The Biden Schooling Office has reportedly made the decision to hold off its rollout of a proposal to slash regular payments for reduced-profits federal student financial loan debtors, a transfer that arrives as millions of personal debt-saddled folks across the U.S. brace for the stop of the reimbursement moratorium on August 31.
Politico claimed late Thursday that the administration “had anticipated to unveil this month its approach for a new income-pushed compensation application, which President Joe Biden advertised on the campaign path as a additional ‘generous’ selection for debtors that would lower monthly payments in 50 percent for some.”
“It is reckless and cruel to toss debtors back again into a damaged college student bank loan system.”
According to Politico, “Education and learning Division officers insist they are still on track for the new loan repayment plan to go stay upcoming summer months.”
Persis Yu, policy director at the University student Borrower Protection Middle, explained in reaction to the delay that “once once more, distressed federal pupil mortgage debtors are remaining waiting around for President Biden to make great on his guarantee of providing reduction.”
“Earnings-driven reimbursement (IDR) is meant to safeguard the most affordable revenue borrowers and those encountering economical hardship from the devastating impacts of default,” explained Yu. “As a substitute, IDR has trapped millions of borrowers in ballooning and inescapable financial debt.”
Yu additional that the Biden administration’s failure to “supply a finalized IDR rule by November 1st usually means that debtors will both will need to wait an additional calendar year for the guarantee of a truly economical compensation option or imperil their fiscal wellbeing as the Department and its servicers—with their background of incompetence and abuse—rush to carry out but a different reimbursement system.”
“This delay is more evidence of a dysfunctional student loan system,” she continued. “The president will have to provide broad cancellation for all federal university student mortgage borrowers, and the payment pause ought to be prolonged in coordination with the IDR Adjustment, the General public Assistance Loan Forgiveness (PSLF) Waiver, and new polices. It is reckless and cruel to toss borrowers back into a broken student personal loan technique.”
Information of the delay emerged as debtors ongoing to await Biden’s choice on much more wide-based college student credit card debt cancellation, which has also been pushed off continuously as the administration mulls how a great deal to wipe out and whether to signifies-take a look at the aid. Debt cancellation advocates have accused the Biden administration of deliberately dragging its feet and suppressing a memo about the president’s authority to terminate college student credit card debt without having congressional approval.

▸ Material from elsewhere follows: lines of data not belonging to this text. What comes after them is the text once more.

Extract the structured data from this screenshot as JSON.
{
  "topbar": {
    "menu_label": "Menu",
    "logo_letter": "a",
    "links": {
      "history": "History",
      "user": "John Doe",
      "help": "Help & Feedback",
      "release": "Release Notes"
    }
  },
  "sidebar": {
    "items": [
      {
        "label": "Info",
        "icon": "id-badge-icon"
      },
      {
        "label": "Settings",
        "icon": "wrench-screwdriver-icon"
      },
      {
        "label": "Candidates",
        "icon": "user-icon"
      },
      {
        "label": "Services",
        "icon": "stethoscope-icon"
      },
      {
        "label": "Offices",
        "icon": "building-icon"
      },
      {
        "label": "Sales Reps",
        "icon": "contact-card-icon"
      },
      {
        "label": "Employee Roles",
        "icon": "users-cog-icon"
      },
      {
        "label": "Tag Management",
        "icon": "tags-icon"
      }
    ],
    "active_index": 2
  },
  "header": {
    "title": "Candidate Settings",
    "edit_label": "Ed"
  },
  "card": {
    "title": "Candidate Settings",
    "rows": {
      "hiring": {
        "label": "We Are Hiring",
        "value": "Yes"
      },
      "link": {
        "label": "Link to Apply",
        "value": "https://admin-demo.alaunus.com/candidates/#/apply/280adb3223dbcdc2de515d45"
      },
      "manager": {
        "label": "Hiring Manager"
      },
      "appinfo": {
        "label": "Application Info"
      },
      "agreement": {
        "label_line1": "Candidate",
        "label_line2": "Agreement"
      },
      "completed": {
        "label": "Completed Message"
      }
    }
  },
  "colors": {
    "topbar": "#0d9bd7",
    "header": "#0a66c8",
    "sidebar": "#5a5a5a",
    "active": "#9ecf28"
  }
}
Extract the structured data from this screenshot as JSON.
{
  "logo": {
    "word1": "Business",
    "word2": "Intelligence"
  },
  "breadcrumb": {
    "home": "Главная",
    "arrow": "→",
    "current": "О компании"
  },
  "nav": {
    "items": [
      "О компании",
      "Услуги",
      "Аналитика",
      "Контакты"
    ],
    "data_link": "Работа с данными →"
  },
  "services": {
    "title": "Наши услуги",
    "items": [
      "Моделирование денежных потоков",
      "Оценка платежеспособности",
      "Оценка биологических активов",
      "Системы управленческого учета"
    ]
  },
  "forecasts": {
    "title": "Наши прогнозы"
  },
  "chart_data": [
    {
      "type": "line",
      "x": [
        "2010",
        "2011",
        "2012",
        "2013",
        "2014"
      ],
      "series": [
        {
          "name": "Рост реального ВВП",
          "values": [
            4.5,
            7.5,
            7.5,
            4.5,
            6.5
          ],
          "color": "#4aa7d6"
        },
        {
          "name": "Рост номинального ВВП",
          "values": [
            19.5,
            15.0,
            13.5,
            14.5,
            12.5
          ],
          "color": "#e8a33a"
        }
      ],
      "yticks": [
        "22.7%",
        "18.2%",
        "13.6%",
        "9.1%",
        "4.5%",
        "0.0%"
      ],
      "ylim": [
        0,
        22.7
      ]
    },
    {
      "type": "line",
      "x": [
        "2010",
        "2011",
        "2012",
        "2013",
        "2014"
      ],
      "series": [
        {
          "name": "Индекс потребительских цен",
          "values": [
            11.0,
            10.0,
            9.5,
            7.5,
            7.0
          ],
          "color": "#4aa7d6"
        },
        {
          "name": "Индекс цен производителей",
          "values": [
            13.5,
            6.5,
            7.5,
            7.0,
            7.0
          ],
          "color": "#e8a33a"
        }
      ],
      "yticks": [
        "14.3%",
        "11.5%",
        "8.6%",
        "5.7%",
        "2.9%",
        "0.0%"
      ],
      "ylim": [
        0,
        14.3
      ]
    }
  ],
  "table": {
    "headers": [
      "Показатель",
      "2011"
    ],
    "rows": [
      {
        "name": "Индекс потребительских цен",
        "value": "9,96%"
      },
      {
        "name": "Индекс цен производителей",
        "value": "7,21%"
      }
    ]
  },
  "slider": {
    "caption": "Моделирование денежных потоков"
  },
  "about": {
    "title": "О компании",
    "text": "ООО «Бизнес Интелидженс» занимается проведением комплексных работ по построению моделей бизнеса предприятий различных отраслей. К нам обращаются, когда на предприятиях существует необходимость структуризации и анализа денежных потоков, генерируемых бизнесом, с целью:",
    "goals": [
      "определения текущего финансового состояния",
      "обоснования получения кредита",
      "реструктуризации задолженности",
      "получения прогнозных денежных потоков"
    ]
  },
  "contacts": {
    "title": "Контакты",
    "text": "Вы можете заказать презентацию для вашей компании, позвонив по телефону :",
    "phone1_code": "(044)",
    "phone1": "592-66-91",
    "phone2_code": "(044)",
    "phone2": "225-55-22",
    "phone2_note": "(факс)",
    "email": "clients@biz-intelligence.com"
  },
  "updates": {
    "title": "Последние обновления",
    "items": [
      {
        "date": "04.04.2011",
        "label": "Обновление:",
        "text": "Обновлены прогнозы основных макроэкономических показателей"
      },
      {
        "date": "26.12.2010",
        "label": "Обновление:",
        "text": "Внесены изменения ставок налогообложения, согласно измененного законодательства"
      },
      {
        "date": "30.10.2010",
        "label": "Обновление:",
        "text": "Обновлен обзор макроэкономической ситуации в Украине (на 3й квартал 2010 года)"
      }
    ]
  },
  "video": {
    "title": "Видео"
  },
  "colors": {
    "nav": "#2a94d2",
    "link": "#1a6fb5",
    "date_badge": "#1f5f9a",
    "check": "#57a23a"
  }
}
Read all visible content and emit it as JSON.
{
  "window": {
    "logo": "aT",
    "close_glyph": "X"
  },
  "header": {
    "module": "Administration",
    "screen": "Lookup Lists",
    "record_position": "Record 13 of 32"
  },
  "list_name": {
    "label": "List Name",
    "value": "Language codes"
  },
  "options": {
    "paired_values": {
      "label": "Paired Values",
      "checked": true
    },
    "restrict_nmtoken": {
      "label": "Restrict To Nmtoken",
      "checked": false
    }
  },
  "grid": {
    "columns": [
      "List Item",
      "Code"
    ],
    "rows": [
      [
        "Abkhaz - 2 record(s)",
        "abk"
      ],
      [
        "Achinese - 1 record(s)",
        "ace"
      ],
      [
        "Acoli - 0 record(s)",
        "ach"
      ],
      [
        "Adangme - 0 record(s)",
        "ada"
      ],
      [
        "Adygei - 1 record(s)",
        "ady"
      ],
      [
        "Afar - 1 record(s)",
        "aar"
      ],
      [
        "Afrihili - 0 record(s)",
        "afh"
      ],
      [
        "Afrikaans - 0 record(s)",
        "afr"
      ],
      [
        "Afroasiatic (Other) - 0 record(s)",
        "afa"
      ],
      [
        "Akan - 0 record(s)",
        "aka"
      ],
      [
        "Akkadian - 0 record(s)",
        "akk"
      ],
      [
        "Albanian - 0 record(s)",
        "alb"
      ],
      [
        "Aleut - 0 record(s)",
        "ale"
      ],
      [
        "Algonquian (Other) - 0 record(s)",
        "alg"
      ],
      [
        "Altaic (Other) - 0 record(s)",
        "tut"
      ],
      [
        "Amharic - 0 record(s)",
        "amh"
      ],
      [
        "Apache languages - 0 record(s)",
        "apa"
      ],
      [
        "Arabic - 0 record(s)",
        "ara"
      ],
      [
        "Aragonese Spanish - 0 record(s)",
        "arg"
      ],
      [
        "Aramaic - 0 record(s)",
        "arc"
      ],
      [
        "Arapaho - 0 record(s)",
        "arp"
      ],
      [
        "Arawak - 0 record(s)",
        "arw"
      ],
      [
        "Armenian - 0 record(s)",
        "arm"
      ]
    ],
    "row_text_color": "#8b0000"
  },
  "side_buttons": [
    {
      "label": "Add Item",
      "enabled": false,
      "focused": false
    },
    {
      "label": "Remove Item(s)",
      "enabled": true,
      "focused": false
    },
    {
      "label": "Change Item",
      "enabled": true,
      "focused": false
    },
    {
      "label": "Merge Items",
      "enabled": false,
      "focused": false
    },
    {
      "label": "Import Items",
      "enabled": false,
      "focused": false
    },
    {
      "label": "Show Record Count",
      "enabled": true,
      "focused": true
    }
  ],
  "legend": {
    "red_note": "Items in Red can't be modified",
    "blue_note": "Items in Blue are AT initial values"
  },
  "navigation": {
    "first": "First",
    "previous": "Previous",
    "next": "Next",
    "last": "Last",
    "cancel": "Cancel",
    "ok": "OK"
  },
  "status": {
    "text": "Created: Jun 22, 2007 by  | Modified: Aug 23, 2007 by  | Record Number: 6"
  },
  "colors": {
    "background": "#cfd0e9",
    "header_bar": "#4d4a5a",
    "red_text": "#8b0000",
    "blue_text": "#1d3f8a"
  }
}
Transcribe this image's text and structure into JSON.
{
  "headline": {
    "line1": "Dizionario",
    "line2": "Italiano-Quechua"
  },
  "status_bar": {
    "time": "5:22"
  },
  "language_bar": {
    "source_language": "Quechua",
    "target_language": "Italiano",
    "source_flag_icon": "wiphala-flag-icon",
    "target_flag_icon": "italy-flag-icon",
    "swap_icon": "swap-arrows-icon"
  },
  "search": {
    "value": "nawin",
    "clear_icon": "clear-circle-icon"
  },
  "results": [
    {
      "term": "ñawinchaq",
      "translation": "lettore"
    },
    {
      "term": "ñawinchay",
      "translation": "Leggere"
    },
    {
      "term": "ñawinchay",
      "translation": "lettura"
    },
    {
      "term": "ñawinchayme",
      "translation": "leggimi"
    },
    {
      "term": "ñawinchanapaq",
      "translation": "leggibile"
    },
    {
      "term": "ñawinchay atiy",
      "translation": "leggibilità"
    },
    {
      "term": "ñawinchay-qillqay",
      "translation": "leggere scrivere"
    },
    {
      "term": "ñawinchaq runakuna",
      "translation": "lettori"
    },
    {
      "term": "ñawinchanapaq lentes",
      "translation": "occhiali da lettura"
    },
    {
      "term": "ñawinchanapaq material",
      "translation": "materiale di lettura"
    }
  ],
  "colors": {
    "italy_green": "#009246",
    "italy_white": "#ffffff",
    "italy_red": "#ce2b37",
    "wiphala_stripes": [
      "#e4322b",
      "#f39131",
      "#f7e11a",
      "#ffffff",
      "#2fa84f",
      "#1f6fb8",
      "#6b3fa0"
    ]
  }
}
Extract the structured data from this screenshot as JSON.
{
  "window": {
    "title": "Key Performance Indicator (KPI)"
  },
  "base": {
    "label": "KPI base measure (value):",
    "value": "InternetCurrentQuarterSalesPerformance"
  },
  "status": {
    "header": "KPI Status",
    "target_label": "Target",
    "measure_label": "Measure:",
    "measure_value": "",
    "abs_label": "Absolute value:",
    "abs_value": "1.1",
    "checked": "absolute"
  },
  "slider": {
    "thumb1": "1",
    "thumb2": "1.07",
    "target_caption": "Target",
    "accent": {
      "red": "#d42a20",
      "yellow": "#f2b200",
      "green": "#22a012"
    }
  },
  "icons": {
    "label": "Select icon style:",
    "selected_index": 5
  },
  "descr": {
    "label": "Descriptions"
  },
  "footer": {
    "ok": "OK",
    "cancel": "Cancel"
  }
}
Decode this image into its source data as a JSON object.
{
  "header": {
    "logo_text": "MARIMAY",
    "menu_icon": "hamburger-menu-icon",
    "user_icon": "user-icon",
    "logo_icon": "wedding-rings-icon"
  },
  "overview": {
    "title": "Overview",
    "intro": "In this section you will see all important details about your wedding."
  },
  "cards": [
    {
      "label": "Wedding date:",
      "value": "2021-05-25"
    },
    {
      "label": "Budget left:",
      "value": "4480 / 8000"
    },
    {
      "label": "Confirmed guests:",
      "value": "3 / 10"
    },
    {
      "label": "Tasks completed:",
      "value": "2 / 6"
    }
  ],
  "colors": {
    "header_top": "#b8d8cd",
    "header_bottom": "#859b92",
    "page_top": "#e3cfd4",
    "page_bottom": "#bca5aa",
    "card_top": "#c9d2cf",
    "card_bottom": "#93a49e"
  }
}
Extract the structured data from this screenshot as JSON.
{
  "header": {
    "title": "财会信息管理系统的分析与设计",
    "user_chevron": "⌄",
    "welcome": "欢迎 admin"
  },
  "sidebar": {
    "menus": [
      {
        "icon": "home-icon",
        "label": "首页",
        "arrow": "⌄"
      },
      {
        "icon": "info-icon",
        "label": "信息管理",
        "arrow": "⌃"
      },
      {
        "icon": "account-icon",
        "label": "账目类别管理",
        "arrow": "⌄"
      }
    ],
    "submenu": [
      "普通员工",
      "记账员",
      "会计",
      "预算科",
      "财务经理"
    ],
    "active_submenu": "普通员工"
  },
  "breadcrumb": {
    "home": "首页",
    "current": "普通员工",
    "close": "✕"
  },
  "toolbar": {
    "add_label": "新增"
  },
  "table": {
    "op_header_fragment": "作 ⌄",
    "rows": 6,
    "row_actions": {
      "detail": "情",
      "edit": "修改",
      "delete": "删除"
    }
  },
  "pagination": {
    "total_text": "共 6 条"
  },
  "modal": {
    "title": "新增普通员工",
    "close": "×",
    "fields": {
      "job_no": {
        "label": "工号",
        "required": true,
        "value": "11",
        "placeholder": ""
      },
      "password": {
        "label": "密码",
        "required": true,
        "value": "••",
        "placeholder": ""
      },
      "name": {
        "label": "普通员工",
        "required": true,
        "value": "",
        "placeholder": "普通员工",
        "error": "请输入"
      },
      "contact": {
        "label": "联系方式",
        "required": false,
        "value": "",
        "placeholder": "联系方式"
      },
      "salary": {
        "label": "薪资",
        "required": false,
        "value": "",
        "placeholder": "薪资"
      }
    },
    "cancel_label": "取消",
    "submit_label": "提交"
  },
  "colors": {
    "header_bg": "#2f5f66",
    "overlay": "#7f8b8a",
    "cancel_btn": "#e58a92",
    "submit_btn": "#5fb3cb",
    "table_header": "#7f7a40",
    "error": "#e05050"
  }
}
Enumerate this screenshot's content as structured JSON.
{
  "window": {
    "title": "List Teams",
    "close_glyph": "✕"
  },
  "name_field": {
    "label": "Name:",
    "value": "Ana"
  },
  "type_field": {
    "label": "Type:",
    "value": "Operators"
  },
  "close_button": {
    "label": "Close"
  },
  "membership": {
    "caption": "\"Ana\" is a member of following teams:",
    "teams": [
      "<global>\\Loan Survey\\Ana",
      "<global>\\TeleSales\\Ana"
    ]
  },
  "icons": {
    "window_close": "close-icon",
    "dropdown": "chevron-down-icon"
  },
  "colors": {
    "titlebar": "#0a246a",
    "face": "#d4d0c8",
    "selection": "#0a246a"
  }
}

Earlier this thirty day period, the Biden administration proposed a sequence of modifications to existing—and deeply flawed—student bank loan plans, which includes a rule aimed at decreasing fascination premiums for debtors.
On the marketing campaign path, Biden promised to terminate $10,000 in scholar credit card debt for every borrower, but advocates and progressive lawmakers are demanding a great deal extra. Some are calling for at minimum $50,000 in debt relief for each borrower though other folks are demanding very little fewer than the whole cancellation of all $1.6 trillion in outstanding federal university student mortgage credit card debt.
The Biden administration has consequently far unilaterally wiped out $26 billion in college student financial debt for decide on borrowers, which includes some who ended up defrauded by for-profit faculties.
“In just over a thirty day period, university student mortgage payments are established to resume,” Rep. Pramila Jayapal (D-Clean.), chair of the Congressional Progressive Caucus, reported earlier this 7 days. “It is time to cancel college student bank loan credit card debt and provide relief for thousands and thousands of debtors across this place.”